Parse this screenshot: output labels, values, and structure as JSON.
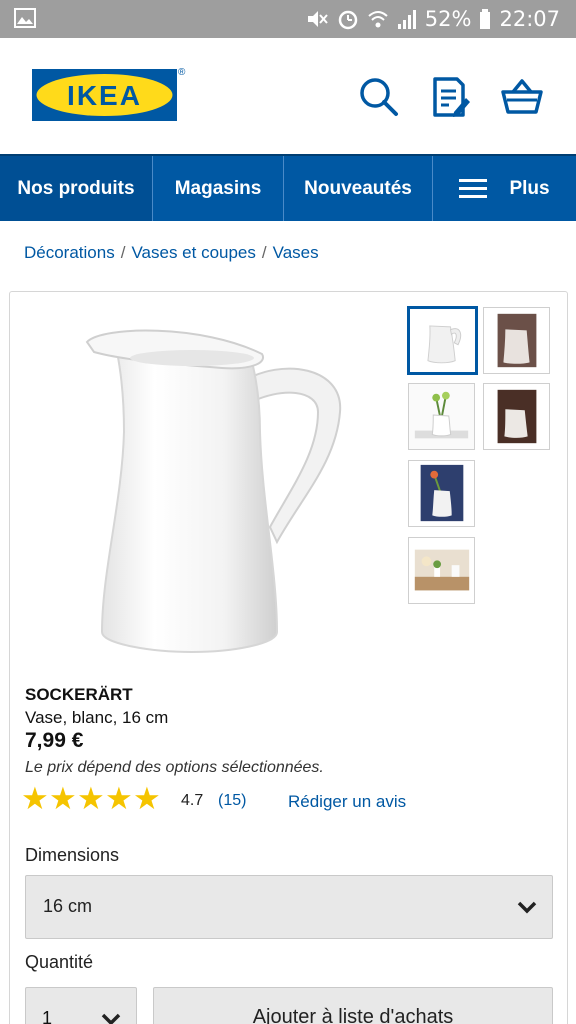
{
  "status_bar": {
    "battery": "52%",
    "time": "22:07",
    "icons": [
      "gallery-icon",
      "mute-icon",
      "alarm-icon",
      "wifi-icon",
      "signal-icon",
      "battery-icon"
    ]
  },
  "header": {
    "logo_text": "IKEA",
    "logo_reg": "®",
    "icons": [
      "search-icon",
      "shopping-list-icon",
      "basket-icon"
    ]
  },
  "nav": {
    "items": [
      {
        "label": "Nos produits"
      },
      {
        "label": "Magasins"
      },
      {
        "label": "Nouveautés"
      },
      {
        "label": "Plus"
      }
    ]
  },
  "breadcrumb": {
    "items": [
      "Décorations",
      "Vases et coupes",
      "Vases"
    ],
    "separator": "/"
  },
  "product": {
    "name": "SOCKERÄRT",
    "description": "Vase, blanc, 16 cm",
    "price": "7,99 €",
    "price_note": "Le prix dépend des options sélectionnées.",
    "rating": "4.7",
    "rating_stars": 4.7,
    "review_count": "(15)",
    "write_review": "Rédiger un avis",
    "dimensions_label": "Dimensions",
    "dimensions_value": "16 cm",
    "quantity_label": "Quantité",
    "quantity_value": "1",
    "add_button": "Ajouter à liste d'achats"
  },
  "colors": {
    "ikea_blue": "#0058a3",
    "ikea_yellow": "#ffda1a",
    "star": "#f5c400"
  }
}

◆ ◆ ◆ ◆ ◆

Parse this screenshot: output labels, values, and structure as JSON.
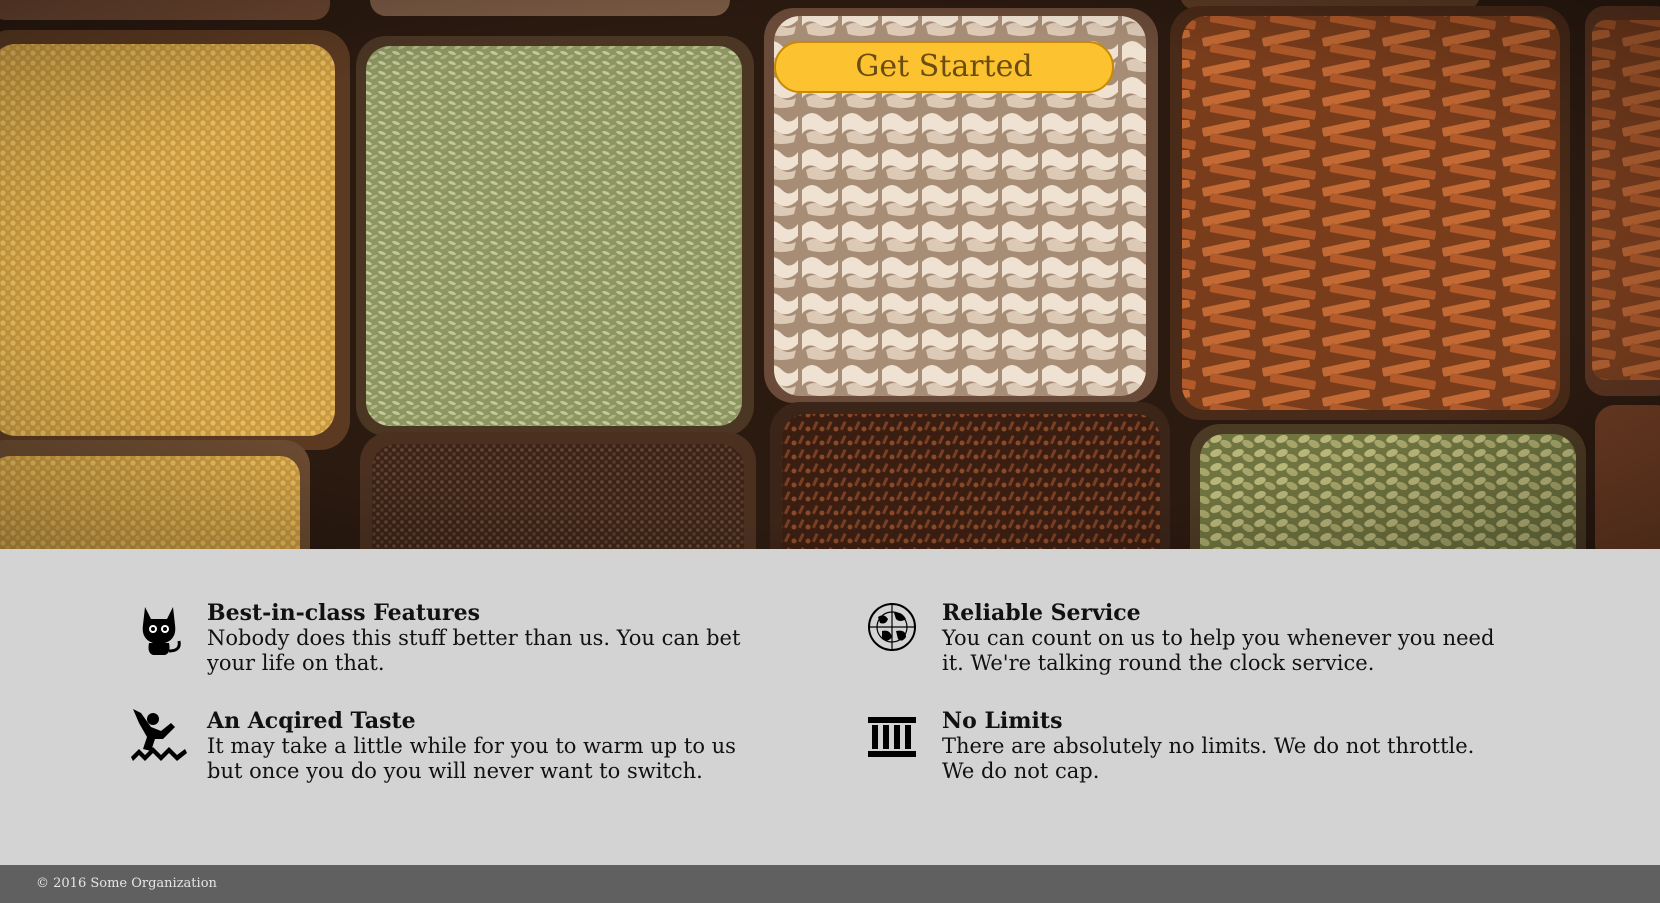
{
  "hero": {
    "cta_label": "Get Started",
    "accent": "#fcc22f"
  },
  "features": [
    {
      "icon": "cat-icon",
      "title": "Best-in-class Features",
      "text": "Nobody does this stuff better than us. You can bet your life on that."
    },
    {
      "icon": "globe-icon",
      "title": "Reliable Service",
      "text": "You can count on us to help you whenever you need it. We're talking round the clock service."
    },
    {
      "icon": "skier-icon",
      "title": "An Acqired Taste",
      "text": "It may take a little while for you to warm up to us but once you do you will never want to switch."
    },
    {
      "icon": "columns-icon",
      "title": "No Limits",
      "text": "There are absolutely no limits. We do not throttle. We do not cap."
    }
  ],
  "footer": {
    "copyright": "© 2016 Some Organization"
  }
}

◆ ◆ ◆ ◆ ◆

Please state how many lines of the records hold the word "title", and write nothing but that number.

4